g) DIY security with cameras connected to the cloud and your mobile are fully dependent on internet service unless they have mobiles for reporting. Then we have the dodgy coverage for mobile service across the country,another layer of potential unreliability.
h) The NBN can be down for hours and even days in an area. Their ability to fix faults seems suspect, to be kind.
Excellent points @TheBBG. I was actually compiling a list on that very thing to post myself but you have covered everything I have noted, and some.
I treat my alarm connection as a nice-to-have rather than an absolute necessity. As such, it is a numbers game. I look at the odds when it comes to the alarm being triggered, the phone connection being unavailable and the grid power being off (affecting the NBN side) at any one time. We have had a 6 hour power failure so I know our local NBN node had enough battery capacity to deal with at least that time.
I do have substantial battery backup for the modem, cordless phone and alarm system. My Ness alarm only contacts myself or my wife if there is an issue (using voice prompts) and the VOIP will see the alarm tones as it would any normal DTMF phone. Coded contact to an alarm monitoring company may be where the warnings are needed but I haven’t tried that system with VOIP.
Sometimes I think I would rather not know what was going on at my house if I am away and can do nothing about it at the time.
We have 2 types of NBN. Tagged accounts can only use iPrimus supplied modem while Mapped can use BYO. However, such type can’t be determined unless the NBN account is active.
Regarding VoIP, no need for configuration. We provide the basic service of simply plugging the handset to the modem to get dial tone.
This is the first I have heard of ‘tagged’ and ‘mapped’ accounts but I am apparently not the first to ask per this short whirlpool thread.
Researching mapping and tagging I found this NBN document. My head is exploding. See 3.1.2 and A.5.2 for a warmup!
Excuse me while I clean up the mess my head made. . .
Does the problem go away if you have FTTP or does it just change the nature of the problem?
IE you are still stuck with your ISP provided choice of router.
Not that any of us could ever need the speed of a direct fibre service?
A.5.2 states FTTP supports each form of mapped as well as tagged service, so that implies it goes back to the RSP, although FTTP also has a UNI-V service option.

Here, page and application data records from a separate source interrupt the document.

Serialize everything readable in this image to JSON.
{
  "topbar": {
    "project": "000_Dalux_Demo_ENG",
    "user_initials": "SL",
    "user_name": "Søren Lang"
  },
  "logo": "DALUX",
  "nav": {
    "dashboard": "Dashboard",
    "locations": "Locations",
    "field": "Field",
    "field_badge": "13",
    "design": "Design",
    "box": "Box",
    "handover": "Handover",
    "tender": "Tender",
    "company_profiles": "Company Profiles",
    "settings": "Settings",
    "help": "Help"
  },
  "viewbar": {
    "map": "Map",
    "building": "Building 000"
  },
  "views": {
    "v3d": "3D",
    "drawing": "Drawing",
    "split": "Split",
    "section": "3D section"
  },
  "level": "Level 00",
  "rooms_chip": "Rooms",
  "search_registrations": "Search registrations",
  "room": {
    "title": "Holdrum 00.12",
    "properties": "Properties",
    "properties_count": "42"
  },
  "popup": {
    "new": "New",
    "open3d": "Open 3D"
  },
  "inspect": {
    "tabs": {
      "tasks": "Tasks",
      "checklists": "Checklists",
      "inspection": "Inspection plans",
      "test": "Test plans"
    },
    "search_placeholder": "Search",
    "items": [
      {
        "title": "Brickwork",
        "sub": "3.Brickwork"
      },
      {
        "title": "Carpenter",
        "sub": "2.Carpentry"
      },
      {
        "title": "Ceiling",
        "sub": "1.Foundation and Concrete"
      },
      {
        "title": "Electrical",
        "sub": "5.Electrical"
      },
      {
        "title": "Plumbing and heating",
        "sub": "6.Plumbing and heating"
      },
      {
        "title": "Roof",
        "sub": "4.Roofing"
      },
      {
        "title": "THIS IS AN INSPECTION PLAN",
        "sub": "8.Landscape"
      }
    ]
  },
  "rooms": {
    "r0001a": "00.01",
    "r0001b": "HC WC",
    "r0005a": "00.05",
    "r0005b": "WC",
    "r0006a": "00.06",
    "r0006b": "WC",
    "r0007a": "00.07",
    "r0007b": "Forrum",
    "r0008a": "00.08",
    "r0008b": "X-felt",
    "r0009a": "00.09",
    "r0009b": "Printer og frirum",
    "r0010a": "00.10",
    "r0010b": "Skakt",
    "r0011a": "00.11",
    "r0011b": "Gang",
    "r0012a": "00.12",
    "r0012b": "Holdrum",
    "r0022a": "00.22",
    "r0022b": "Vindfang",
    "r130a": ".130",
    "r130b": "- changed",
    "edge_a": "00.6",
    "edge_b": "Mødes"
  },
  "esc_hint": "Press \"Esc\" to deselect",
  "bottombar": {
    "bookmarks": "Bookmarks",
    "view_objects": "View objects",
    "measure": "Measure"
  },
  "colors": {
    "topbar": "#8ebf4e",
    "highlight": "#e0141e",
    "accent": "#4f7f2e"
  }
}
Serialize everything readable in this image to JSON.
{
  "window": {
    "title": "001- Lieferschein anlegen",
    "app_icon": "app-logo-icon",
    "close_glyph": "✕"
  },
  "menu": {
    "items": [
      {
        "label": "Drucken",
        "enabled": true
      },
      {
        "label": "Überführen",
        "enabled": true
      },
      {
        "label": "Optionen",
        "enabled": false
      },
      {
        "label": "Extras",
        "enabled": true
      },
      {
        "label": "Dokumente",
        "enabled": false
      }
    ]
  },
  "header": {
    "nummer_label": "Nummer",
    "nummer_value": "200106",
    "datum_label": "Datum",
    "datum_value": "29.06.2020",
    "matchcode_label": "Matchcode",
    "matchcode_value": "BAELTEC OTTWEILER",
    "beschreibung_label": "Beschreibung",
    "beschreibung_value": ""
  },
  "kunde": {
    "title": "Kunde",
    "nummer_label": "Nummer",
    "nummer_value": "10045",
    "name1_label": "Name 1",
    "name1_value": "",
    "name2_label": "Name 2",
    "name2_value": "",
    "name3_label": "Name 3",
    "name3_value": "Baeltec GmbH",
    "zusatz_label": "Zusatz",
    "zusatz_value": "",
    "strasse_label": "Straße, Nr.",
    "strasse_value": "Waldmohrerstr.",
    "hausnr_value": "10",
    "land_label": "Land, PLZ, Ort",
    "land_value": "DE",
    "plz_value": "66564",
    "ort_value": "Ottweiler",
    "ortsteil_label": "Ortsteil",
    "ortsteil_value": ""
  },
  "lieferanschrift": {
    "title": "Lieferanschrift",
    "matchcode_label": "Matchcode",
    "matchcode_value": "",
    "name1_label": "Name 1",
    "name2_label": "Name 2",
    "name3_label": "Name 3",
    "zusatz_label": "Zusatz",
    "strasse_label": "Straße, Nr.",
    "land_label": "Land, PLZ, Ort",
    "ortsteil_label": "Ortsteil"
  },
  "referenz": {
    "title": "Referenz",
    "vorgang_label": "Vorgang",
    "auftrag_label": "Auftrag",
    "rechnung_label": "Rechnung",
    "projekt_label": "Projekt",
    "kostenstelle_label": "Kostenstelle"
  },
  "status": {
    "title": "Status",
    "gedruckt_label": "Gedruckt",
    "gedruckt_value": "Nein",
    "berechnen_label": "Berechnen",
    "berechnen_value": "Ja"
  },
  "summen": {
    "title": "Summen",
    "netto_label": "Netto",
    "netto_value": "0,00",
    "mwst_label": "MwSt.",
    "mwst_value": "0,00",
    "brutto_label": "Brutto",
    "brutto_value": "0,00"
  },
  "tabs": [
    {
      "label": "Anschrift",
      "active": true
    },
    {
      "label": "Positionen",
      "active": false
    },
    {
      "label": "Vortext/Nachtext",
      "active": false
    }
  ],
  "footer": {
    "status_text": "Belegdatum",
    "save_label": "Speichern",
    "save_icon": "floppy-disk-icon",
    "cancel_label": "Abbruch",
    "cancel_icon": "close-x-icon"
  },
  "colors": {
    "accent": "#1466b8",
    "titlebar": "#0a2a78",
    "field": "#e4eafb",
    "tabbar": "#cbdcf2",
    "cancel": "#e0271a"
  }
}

This looks like a decent explanation.
I’m with MyNetFone (MNF) on an HFC connection. MNF supply a preconfigured Huawei router which I didn’t want to use because (1) I have a better Asus router (2) using two routers in series makes networking harder and more prone to issues and (3) security concerns with Huawei.
MNF said they do not support modems they don’t supply, but they provided my login credentials. Together with other support info I found on the web relating to a different service provider, that was enough for me to configure my router correctly.
The Huawei is back in its original box gathering dust in the garage.